Australian Financial Review
By Tom Switzer
Has America taken an isolationist and protectionist turn? Are we witnessing the demise of the Trans-Pacific Partnership (TPP), the 12-nation trade deal that includes Australia? And is Barack Obama pivoting away from the much-touted "pivot" to the Asia-Pacific region?
Given the Democratic Party's resounding rejection of Trade Promotion Authority (TPA) for the President, you could be forgiven for thinking so. But it's useful to put this great struggle in a broader context and recognise that, although Obama has suffered one of his biggest setbacks as President, it's (of all people) the Republicans who could salvage the trade legislation this week.
With a clear majority of Republicans, Obama rightly believes that the US has no choice but to fight for more open trading rules in a market that accounts for nearly 40 per cent of the global economy. Doing so also means the US can set high standards for worker rights while protecting intellectual property. In order to negotiate a trade deal that Congress can either approve or disapprove without amendments, the President needs TPA, or "fast track," which every post-war president — but Richard Nixon — has been granted.
So on Saturday morning [AEST], the Republican leadership ensured that the House of Representatives follow the Senate and pass the bill that would grant TPA to the President. But Democrats initiated a surprise attack — "imagine Pearl Harbor as an inside job," editorialised the Wall Street Journal — and did what they all too often accuse Republicans of doing: obstruct Obama's keynote legislation.

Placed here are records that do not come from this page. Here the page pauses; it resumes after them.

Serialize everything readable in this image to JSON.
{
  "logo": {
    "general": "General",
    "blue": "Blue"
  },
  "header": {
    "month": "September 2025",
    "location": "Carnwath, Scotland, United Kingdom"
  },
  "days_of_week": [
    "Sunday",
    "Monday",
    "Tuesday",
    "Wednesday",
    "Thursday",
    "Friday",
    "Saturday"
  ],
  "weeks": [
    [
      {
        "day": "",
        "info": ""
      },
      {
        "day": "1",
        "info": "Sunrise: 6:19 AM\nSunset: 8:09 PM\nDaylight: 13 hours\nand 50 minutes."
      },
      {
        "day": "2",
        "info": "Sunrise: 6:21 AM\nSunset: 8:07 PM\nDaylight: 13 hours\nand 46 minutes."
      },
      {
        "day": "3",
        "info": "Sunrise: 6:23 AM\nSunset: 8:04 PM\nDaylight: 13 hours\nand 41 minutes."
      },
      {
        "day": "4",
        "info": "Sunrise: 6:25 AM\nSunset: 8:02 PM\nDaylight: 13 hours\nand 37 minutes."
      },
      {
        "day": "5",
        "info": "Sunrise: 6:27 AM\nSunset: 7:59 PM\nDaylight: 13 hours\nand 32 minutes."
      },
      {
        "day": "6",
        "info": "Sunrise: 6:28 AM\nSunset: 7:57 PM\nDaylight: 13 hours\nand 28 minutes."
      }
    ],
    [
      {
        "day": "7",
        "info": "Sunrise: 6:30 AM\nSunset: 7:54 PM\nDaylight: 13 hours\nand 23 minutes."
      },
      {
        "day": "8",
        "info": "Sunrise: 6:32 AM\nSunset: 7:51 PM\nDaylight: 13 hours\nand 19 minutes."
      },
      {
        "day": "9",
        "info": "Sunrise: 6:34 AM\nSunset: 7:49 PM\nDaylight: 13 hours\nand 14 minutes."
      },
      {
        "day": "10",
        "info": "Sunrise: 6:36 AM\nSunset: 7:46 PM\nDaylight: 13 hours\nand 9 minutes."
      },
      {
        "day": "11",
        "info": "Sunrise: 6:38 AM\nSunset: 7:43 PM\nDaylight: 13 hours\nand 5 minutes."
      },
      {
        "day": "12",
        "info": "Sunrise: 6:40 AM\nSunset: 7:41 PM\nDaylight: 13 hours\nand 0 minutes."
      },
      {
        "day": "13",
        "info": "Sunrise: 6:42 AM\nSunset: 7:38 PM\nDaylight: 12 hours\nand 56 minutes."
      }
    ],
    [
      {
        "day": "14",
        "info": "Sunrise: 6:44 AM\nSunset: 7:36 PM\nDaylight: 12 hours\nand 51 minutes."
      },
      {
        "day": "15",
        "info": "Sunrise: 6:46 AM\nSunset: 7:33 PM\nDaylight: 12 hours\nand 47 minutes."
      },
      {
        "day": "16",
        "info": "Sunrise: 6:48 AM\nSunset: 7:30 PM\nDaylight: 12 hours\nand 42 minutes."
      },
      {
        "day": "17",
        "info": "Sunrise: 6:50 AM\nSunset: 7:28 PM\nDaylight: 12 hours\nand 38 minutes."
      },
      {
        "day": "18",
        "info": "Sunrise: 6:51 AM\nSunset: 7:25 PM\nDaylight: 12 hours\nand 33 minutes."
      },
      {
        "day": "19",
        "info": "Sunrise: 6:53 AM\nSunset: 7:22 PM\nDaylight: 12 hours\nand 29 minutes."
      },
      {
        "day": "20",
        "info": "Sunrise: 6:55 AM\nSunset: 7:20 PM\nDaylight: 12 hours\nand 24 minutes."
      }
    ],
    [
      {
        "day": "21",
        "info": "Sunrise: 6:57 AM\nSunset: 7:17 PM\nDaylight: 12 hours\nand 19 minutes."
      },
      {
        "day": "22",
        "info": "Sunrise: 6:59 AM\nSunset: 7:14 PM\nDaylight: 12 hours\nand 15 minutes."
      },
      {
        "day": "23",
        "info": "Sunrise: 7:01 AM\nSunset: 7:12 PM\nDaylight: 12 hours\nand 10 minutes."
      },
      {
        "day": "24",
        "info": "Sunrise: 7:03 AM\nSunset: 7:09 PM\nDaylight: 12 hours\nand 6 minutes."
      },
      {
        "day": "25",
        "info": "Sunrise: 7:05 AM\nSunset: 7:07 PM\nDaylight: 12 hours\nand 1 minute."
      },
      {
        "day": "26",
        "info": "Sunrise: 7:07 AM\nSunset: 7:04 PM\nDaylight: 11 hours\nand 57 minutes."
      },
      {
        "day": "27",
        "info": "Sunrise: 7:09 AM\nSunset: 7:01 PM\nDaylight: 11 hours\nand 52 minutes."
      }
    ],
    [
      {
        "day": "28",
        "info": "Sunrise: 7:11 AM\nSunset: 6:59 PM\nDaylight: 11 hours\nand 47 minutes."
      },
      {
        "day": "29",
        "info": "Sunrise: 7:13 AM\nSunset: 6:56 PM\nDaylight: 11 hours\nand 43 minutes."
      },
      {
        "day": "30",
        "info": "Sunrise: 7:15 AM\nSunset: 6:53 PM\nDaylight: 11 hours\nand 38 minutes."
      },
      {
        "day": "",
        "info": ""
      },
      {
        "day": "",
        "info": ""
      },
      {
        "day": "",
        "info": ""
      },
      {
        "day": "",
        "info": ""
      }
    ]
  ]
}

It was one thing for only 28 out of 181 House Democrats to support their own President on the TPA. It was another thing for Democratic leaders to booby-trap their own president.
By exploiting an arcane point of legislative procedure — making TPA conditional on financial aid to displaced workers (Trade Adjustment Assistance or TAA) and then joining enough skeptical Republicans to oppose those very measures they've supported for decades — Obama's party sank its president's entire trade agenda.
How did it come to this? The answer lies in understanding that, since the global financial crisis in 2008–09, US Democrats have lurched to the left.
Clintonian "triangulation" and the "Third Way" are out. Full-throated appeals to left-liberalism are back. From increasing taxes to toughening regulations on Wall Street, the Democratic grassroots want to party like it's 1969.
Nowhere is this ideological shift more evident than trade. For much of the post-war era, free trade was a bipartisan consensus in Washington. Those days are over. Democrats, in cahoots with labour unions, blame trade deals with low-wage countries for killing jobs and depressing real wages in manufacturing. Never mind that the expansion of globalisation and the information revolution are happening with or without the TPP.
Not that you know it from anything Obama or Hillary Clinton have said.
Fighter without stand
In her keynote address yesterday, Clinton defined herself as a "fighter." Far from fighting she has not even taken a stand in recent trade debates. Even the once proud author of the "pivot" has not resisted the Left's gravitational pull, lest she face a serious primary challenge to her Democratic presidential nomination.
As for Obama, he has utterly failed to persuade his own party about the merits of free trade. It is passing strange that Obama has yet to give a televised national address on what he insists is his second-term legislative priority. Nor has he dedicated much time to the TPP in his State of the Union addresses.
Fast track is not dead yet. Its fate depends on Obama's ability to persuade Democrats to change their minds this week when Republican leaders plan a revote on the TAA plank of the legislation.
The significance of a loss would be enormous. It would represent a setback for the US economy, deal another humiliating defeat for Obama and probably doom the TPP.
Asian leaders could also conclude, reasonably enough, that a less active and assertive America means China may write the new rules for trade, cyber security, intellectual property and so on.
A win, on the other hand, bolsters the economic pillar of Obama's legacy-defining pivot towards the region. Asia would be dealing with a stronger and more confident President who has just demonstrated his ability to keep his own country — and party — with him on a highly sensitive political issue.
The coming days in Washington could mark a watershed in US trade policy, America's claims to economic leadership and the regional balance of power.
This article was originally published at Australian Financial Review